Photos and illustrations via CakeSpy
Egg in the hole toast— if the name of this fantastic feat of food and cooking isn't ringing a bell, perhaps you know it by another name. This dish goes by many, including (but not limited to) Alabama eggs, bird's nest, bull's eye eggs, cowboy eggs, egg in toast, egg in a frame, egg in a blanket, frog in a hole, toad in a hole, one-eyed monsters, one-eyed jacks, moon eggs, nest eggs and a personal favorite, "Humpty Dumpty's Off-the-Wall Toast".
No matter what you want to call it, one thing is for sure: It's a mighty tasty breakfast and a fantastic way to use up day old bread. It works particularly well with breads which have some "soaking" capability, such as the rich brioche recipes featured in Craftsy class Classic & Creative Brioche Pastries.
Toasting and buttering the bread revives it; adding the rich, flavorful egg makes it a balanced and tasty breakfast. This meal would be a fantastic choice for treating dad this upcoming Father's Day— don't forget to add some bacon on the side!

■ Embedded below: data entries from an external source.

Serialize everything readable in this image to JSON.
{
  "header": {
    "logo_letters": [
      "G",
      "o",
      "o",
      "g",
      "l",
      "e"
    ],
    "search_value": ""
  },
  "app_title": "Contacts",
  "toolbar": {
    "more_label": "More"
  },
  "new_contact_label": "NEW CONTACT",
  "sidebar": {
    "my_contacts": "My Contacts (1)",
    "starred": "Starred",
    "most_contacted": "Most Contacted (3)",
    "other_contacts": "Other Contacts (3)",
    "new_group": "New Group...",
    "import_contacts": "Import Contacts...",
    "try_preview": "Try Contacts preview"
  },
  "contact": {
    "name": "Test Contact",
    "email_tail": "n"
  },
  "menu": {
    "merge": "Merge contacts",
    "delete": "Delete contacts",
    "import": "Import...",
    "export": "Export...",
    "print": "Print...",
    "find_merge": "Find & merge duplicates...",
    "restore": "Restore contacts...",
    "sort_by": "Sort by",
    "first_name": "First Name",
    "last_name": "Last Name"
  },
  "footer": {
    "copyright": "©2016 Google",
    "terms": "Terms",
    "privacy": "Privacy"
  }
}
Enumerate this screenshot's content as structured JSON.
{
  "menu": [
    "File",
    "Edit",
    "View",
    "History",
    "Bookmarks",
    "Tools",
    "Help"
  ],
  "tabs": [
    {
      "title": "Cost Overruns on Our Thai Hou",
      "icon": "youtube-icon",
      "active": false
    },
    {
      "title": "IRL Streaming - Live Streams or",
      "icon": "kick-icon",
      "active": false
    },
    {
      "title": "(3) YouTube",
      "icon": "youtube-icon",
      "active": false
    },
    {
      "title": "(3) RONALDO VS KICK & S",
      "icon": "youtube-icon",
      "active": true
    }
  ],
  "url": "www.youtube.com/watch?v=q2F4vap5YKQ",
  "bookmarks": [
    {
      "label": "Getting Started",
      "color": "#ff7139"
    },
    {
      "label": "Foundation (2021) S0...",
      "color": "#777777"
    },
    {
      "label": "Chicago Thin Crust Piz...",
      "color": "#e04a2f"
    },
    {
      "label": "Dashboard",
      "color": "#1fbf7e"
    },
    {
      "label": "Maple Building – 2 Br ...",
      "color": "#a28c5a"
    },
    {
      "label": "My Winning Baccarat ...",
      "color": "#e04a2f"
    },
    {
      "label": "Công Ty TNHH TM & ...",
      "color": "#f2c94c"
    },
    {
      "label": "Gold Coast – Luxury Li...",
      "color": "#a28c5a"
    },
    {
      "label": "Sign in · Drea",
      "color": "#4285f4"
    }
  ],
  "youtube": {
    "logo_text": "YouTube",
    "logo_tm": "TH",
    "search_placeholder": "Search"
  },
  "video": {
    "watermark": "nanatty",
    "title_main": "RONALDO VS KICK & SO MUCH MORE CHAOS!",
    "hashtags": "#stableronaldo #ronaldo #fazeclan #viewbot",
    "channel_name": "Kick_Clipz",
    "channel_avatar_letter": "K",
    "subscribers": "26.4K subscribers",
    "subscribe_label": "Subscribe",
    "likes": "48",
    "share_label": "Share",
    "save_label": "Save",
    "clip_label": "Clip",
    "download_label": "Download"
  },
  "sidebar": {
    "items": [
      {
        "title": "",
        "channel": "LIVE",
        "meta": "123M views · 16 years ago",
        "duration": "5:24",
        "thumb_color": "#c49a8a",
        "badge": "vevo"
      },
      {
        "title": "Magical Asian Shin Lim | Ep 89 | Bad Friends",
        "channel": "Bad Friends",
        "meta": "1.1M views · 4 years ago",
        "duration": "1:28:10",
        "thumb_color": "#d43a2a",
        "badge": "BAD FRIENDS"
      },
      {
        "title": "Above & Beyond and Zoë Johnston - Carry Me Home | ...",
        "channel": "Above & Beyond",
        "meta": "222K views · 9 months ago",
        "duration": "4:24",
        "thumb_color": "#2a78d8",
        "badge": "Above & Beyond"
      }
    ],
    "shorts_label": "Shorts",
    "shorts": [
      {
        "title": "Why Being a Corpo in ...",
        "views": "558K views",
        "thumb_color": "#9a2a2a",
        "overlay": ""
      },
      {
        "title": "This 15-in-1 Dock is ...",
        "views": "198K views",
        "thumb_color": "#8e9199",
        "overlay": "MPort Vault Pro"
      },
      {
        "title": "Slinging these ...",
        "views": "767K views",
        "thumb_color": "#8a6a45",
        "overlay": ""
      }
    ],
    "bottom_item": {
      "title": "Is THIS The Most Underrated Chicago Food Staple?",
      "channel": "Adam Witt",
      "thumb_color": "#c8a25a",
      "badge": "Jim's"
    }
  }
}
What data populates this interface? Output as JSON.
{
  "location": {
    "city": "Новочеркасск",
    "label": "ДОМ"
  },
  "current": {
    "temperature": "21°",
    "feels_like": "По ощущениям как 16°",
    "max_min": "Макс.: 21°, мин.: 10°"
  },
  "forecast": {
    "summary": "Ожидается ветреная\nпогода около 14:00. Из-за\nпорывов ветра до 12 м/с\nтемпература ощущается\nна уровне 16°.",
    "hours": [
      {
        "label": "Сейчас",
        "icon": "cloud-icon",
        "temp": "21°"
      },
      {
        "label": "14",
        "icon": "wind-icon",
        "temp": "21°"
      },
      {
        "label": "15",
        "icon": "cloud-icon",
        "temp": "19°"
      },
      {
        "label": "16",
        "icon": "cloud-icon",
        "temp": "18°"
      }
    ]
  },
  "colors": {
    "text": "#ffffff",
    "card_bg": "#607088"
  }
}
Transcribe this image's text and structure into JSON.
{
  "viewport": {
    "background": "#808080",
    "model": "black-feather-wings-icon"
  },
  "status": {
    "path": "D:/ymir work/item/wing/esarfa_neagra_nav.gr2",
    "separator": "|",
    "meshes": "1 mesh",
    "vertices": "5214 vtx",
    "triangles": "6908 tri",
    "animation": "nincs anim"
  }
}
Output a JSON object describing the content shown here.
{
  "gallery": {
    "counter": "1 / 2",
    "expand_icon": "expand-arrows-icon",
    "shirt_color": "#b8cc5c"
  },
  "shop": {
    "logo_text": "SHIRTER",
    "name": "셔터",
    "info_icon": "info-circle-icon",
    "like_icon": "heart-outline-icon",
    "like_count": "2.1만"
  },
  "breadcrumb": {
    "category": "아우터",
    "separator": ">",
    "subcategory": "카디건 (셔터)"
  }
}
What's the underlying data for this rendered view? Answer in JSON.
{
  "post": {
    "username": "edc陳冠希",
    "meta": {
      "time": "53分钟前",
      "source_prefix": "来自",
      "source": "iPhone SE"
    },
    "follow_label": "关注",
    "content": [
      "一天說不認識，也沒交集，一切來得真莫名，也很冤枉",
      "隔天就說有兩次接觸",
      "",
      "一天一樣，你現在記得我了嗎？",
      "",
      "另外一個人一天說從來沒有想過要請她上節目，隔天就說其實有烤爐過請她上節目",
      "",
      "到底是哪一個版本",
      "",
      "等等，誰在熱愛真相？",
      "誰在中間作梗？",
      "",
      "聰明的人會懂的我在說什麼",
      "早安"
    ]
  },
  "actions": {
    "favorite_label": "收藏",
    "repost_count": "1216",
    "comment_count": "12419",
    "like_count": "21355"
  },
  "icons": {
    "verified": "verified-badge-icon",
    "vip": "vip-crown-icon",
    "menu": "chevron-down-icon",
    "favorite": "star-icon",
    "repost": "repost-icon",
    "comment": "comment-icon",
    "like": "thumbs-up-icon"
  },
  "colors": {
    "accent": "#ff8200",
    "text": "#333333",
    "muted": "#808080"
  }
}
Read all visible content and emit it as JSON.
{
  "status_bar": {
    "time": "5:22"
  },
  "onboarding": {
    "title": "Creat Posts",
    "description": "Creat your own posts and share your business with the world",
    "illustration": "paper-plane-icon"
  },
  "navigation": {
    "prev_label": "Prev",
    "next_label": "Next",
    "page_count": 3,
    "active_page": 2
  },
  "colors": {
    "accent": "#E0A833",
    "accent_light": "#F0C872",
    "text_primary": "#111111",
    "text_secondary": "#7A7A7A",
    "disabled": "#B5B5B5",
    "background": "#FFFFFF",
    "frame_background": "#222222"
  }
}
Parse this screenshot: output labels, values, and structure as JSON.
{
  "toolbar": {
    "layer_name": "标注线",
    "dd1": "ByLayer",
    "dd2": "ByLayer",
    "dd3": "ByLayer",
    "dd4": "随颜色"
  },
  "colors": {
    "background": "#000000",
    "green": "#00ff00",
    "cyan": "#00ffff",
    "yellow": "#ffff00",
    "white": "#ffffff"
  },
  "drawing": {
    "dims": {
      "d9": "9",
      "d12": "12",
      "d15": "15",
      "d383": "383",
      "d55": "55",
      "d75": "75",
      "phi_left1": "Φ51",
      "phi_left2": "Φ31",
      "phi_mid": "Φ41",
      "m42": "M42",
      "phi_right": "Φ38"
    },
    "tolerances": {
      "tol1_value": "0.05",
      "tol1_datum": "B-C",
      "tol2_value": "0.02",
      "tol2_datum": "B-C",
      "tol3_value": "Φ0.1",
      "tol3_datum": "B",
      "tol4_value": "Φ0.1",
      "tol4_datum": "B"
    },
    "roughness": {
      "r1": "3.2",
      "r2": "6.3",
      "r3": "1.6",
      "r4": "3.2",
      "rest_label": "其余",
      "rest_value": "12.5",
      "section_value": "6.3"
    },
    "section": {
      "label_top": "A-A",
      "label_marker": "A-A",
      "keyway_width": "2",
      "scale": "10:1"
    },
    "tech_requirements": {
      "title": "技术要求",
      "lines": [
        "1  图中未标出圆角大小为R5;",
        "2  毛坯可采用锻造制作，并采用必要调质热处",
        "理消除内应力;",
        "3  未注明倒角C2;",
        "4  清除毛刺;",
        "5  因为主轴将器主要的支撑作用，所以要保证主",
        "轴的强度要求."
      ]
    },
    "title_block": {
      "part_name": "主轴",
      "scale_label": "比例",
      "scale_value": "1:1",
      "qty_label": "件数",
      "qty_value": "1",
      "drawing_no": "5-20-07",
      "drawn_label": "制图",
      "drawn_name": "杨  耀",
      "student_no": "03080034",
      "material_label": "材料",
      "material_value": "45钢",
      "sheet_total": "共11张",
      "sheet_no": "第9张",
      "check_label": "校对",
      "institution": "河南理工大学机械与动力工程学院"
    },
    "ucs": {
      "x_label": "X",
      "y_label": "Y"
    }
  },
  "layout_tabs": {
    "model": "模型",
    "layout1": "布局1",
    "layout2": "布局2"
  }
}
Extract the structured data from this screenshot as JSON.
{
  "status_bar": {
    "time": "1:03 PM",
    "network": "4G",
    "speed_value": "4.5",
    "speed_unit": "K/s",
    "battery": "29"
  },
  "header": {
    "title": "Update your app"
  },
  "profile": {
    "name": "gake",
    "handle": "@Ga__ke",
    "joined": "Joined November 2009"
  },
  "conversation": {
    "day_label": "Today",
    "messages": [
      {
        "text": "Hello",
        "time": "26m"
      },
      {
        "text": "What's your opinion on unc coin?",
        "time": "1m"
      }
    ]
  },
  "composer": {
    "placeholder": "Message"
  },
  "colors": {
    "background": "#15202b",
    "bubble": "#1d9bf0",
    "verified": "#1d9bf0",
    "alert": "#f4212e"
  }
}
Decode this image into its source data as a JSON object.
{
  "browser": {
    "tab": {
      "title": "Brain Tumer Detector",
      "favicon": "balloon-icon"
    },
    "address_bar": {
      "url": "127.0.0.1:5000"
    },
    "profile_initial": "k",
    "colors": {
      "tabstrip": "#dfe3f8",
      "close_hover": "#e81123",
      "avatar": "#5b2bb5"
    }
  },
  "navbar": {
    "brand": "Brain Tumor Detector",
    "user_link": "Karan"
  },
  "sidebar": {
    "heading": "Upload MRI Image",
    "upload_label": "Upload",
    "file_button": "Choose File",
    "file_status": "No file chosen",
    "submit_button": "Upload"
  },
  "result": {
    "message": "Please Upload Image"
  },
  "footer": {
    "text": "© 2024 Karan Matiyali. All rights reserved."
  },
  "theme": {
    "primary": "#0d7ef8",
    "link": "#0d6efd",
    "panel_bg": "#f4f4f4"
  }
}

Choose your carbohydrates wisely
You can use a variety of types of bread for this recipe, from sandwich loaves to dense, nutty wholewheat to light and airy brioche. The key points are that it must have a surface area large enough to accommodate an approximately 2-inch hole without falling apart, and that it must be sturdy enough to hold its shape. While an airy artisan bread is delicious, a finer-crumbed bread variety would probably work better for making egg in the hole toast.
In terms of the thickness of the slice, you can use your judgment; just don't make your slices so thin that the bread is flimsy and may fall apart. For this tutorial, the bread was sliced in fairly thick, 1/2 inch slices.
Egg in the hole toast
Makes 4 servings.
- 4 slices thick, firm toast
- 4 large eggs
- 1/2 stick unsalted butter
- salt and pepper to taste
Note: International readers may enjoy our handy metric conversion guide.
Start out by cutting a hole in the bread. Make it about 2 inches in diameter; make sure that there is a "border" of bread on all sides. Repeat with remaining slices. Reserve the holes.
Fire up a frying pan over medium heat. Melt 1/2 tablespoon or so of butter until it has covered the pan and is bubbling lightly.
Add the bread, and let it toast in the butter for about 30 seconds. Flip the bread.
Now, crack the egg gently and let the egg fall into the hole in the bread. Take care not to break the yolk. If it slightly oozes from the hole and you see some egg white on the top of the slice or sizzling underneath, that is OK.
Let the egg cook in the center of the toast for about 2 minutes. Gently flip the toast, adding up to 1/2 tablespoon more butter to the pan if needed. Let the egg continue to cook, for about 2 more minutes for an oozing yolk, or up to 4 minutes for a firm, cooked egg.
Repeat this process with the remaining slices. If desired and your pan size allows for it, do two slices at a time.
Once finished, season with salt and pepper to taste. You can also further jazz up your egg in hole toast by adding shredded cheese, scallions or tomato slices. If you'd like, go ahead and lightly toast the reserved bread circles in the residual heat of the pan; you can dip them in the yolk if desired.
Craving more breakfast options? Learn how to create an array of breakfast pastries that make every morning sweet or savory in the online Craftsy class Classic & Creative Brioche Pastries.